I really do not understand why Mr. Reaume would have done this. I am absolutely conflicted by this guy. I hate the way he attacked a fellow board member, and hate even more how he used false information to do it. This would be a slam dunk against him if it wasn't for the other things that he has done in his life.
This is the part where I have learned from my life experiences, that I need to look at the sum of Mr. Reaume's life accomplishments. If you ask me what I think, I'll tell you that he lied in an attack ad against a sitting boardmember from his own political party, and that to me, is wrong and unprofessional on every single level. But if you were to ask his daughters what they think of the man, they will tell you the story of how their lives were changed dramatically for the better because of his selfless actions. They will tell you that he completely changed his way of life in order to give them a chance at a decent life. I'm pretty sure I know how God will judge this one, and the sum of the mans actions are the whole of his life's accomplishments, and one with my life experiences can never forget that important point.

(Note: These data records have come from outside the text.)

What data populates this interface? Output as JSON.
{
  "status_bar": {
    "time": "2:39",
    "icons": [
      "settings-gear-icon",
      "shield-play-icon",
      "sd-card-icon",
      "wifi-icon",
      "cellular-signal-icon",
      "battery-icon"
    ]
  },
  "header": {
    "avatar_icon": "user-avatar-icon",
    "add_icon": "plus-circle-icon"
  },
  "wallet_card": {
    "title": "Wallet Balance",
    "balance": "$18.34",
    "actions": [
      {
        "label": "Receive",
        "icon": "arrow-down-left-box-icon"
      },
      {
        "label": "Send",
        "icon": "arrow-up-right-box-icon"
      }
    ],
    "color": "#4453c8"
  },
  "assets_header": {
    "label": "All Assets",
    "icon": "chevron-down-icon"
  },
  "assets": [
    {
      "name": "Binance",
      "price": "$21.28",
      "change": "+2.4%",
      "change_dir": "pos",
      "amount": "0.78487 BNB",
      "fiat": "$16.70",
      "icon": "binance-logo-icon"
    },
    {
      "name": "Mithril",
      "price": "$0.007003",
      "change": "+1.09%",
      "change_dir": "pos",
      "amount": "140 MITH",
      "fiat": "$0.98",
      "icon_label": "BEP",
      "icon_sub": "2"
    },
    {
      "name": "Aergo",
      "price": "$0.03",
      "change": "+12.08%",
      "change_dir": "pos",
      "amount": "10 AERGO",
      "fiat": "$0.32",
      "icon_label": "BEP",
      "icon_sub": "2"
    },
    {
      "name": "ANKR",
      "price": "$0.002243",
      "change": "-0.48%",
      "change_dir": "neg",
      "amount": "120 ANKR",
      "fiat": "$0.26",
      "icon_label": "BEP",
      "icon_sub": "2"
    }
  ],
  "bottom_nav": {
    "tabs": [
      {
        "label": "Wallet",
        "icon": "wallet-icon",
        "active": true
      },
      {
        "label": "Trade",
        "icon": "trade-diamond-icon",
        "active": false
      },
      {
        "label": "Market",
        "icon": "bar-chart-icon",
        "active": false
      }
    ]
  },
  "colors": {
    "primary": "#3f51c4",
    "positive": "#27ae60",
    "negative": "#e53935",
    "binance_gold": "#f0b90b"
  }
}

I don't see the same things with Mr. Edwards. I refuse to count his tireless work on the Good Old Fashion July 4th Picnic, or the annual fireworks display the same way as I count Mr. Reaume's other accomplishments.
Having said my piece, I have found this whole experience to be very cathartic. I am sure there will be those who will leap all over this to discredit me. That is OK. I am sure I will be called a junkie, druggie, and a whole host of other names. I've heard them all, and it is OK. I understand, and unfortunately for me, I earned them. Those who are smart though will put the word "recovering" in front of whatever name they choose to call me if they want their words to be true. These days, my pee is as pure as the driven snow. ;)
This blog may come as a huge relief to some, who will correctly assume that nobody will take the word of an admitted drug addict. They will see this blog as a self-repudiation of my own words about Mr. Edwards and Mr. Reaume. I would caution those who will feel that way to remember a couple of important things, though. The truth about me, and my life does not change the truth about the lives and actions of Mr. Edwards, or anyone else I choose to write about in the future. The words I write here today, do not change the words that Mr. Reaume wrote in an attack ad about a fellow board member. His accusations were blatently false. Nothing about me changes that fact.
Those that accused me of being a spokesperson for whatever candidate or group they oppose, have a little crow to eat today. Quite simply, you were wrong. I am not a reporter for Patch, either. I write a blog, nothing more and nothing less. Mr. McKay, who watched from a distance, probably found it a bit amusing, I think, because I told him from the outset that this particular blog was coming and he knew that a day would come that it would become clear that I was speaking only for myself. I am certainly not the spokesman for any group whatsoever. What group or what candidate for public office in their right mind would have me? I am damaged goods.
I may be damaged goods to most, but to me, my friends, and those who love me, I am just a person, imperfect in many ways, but always a work in progress...